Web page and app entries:
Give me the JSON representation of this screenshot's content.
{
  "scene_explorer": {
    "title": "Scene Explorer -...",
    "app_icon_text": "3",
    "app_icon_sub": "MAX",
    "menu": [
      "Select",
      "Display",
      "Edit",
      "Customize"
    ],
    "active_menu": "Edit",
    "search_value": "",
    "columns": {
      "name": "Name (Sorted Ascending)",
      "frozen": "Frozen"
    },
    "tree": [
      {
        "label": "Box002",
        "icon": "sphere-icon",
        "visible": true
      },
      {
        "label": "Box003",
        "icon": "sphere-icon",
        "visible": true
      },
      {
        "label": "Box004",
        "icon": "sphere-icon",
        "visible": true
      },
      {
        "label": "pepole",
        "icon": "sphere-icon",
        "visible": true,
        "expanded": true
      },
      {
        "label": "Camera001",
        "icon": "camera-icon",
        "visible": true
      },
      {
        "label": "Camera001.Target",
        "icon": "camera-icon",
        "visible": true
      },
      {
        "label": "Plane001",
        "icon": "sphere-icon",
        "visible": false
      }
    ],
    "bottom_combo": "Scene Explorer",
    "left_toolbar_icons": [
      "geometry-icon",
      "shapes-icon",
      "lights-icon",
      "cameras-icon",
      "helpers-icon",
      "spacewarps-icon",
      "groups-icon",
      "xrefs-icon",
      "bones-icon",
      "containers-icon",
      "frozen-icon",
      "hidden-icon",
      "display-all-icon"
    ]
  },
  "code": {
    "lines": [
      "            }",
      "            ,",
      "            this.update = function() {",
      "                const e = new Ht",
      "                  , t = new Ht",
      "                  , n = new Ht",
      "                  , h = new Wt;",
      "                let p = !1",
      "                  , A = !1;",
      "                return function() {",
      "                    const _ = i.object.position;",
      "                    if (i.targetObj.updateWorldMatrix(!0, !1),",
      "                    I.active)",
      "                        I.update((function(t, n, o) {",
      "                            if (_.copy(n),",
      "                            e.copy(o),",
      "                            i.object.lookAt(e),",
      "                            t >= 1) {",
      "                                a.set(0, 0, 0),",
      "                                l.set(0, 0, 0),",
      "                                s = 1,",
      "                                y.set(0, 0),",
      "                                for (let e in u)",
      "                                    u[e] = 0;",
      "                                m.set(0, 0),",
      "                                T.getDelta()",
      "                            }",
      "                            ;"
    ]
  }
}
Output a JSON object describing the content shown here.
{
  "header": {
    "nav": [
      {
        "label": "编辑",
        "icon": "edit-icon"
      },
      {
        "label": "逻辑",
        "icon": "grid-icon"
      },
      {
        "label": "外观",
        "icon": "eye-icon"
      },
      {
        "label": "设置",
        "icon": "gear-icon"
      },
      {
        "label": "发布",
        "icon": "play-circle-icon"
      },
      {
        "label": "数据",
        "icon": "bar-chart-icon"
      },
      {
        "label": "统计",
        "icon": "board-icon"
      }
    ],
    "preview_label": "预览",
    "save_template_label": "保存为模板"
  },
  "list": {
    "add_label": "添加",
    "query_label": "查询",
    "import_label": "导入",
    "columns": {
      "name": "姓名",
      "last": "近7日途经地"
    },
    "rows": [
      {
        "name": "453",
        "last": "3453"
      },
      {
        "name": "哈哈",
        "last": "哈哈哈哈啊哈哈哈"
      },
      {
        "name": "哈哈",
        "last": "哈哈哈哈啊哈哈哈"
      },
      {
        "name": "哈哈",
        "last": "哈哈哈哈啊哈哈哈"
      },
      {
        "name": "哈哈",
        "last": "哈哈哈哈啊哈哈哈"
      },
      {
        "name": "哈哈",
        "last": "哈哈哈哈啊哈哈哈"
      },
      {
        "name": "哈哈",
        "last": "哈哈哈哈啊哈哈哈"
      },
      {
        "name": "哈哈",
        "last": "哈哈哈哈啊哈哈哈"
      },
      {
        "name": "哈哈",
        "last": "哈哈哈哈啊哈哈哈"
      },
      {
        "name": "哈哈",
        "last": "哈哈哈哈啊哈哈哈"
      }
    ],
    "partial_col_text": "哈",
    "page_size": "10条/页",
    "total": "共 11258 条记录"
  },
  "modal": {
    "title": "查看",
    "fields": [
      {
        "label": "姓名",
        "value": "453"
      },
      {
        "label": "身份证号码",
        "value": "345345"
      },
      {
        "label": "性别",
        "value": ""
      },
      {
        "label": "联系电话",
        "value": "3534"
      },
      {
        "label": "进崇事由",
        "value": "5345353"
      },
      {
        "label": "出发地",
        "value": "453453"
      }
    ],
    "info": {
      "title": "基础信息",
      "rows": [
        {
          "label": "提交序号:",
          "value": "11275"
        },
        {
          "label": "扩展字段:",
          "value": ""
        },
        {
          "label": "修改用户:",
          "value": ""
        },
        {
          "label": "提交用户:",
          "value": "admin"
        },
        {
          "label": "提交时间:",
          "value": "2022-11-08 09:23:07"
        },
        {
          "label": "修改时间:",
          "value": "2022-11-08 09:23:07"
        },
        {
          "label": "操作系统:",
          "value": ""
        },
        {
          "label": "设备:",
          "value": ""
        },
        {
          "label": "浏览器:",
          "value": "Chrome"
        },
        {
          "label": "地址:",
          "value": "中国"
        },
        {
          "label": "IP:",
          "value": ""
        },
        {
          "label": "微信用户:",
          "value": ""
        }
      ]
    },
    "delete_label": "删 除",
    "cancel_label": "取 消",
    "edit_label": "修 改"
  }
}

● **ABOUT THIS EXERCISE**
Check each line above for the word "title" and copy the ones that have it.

● **EXERCISE RESPONSE**
    "title": "Scene Explorer -...",
    "title": "查看",
      "title": "基础信息",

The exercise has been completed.